  14. ^ "Melbourne Renewable Energy Project: A new generation of energy". City of melbourne. Retrieved 29 November 2021.
  15. ^ "Moreland 2019 municipal emissions snapshot". Snapshot Climate Tool. Ironbark Sustainability. Retrieved 1 December 2021.
  16. ^ "About Zero Carbon Moreland". Zero Carbon Moreland. City of Moreland. Retrieved 1 December 2021.
  17. ^ "Moreland Council supports a Climate Disaster Levy". Climate Action Moreland. 11 March 2021. Retrieved 29 November 2021.
  18. ^ "Moreland City Council says no to fossil fuels". Zero Carbon Moreland. City of Moreland. Retrieved 29 November 2021.

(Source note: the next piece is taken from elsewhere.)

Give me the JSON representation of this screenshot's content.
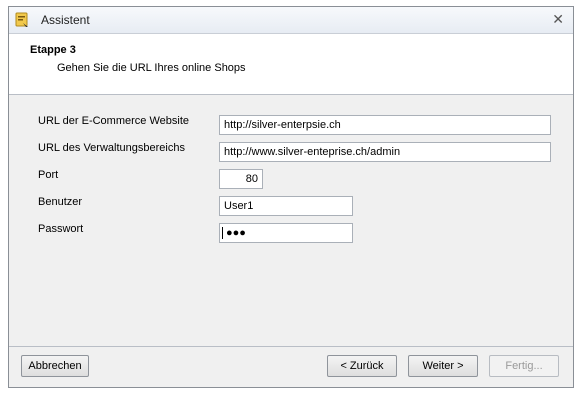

  19. ^ "Fossil Fuel Treaty". Fossil Fuel Treaty Initiative. Retrieved 1 December 2021.
  20. ^ a b "Results for Moreland City Council Elections 2016". Victorian Electoral Commission. Retrieved 7 November 2016.
  21. ^ a b Korssen, Tiffany (31 October 2016). "Former mayor Meghan Hopper ousted as Labor lose two seats in Moreland Council election". Moreland Leader. Retrieved 6 November 2016.
  22. ^ "First Council". Moreland City Council. Archived from the original on 20 February 2011. Retrieved 6 December 2014.
  23. ^ "Second Council". Moreland City Council. Archived from the original on 21 March 2012. Retrieved 6 December 2014.
  24. ^ "Third Council". Moreland City Council. Archived from the original on 21 March 2012. Retrieved 6 December 2014.
  25. ^ "Results for Moreland City Council Elections 2004". Victorian Electoral Commission. Retrieved 6 December 2014.
  26. ^ "Results for Moreland City Council Elections 2008". Victorian Electoral Commission. Retrieved 6 December 2014.
  27. ^ "Results for Moreland City Council Elections 2012". Victorian Electoral Commission. Retrieved 6 December 2014.
  28. ^ Bowe, William (29 June 2009). "Newspoll 56-44; ACNielsen 58-42; Galaxy 56-44". The Poll Bludger. Crikey. Retrieved 6 December 2014.
  29. ^ a b c d e f g h i j k Tessa, Hoffman (27 October 2012). "Moreland Council elections 2012". Moreland Leader. Internet Archive. Archived from the original on 4 April 2013. Retrieved 6 December 2014.
  30. ^ a b c d e Cooke, Dewi (25 March 2010). "ALP suspends trio for breaking ranks". The Age. Retrieved 6 December 2014.
  31. ^ "Moreland Council election – Candidate survey". Bicycle Network. Archived from the original on 8 December 2014. Retrieved 6 December 2014.
  32. ^ a b "History". Victorian Greens. Retrieved 6 December 2014.
  33. ^ a b Boulton, Martin (29 November 2004). "Results put Greens in mood to celebrate". The Age. Retrieved 6 December 2014.
  34. ^ a b "New look at election after Greens councillor quits". Moreland Leader. 12 December 2011. Retrieved 6 December 2014.
  35. ^ Mayne, Stephen (30 January 2006). "The Green mayor who kept his council car". Crikey. Retrieved 6 December 2014.
  36. ^ Lucas, Clay (3 January 2008). "City to get 'lite' car-free day". The Age. Retrieved 6 December 2014.
  37. ^ "Countback results for the Moreland City Council 2008 election". Victorian Electoral Commission. Retrieved 6 December 2014.
  38. ^ "Mayor of Moreland". Moreland City Council. Retrieved 5 December 2016.

External links[edit]

Coordinates: 37°44′S 144°57′E / 37.733°S 144.950°E / -37.733; 144.950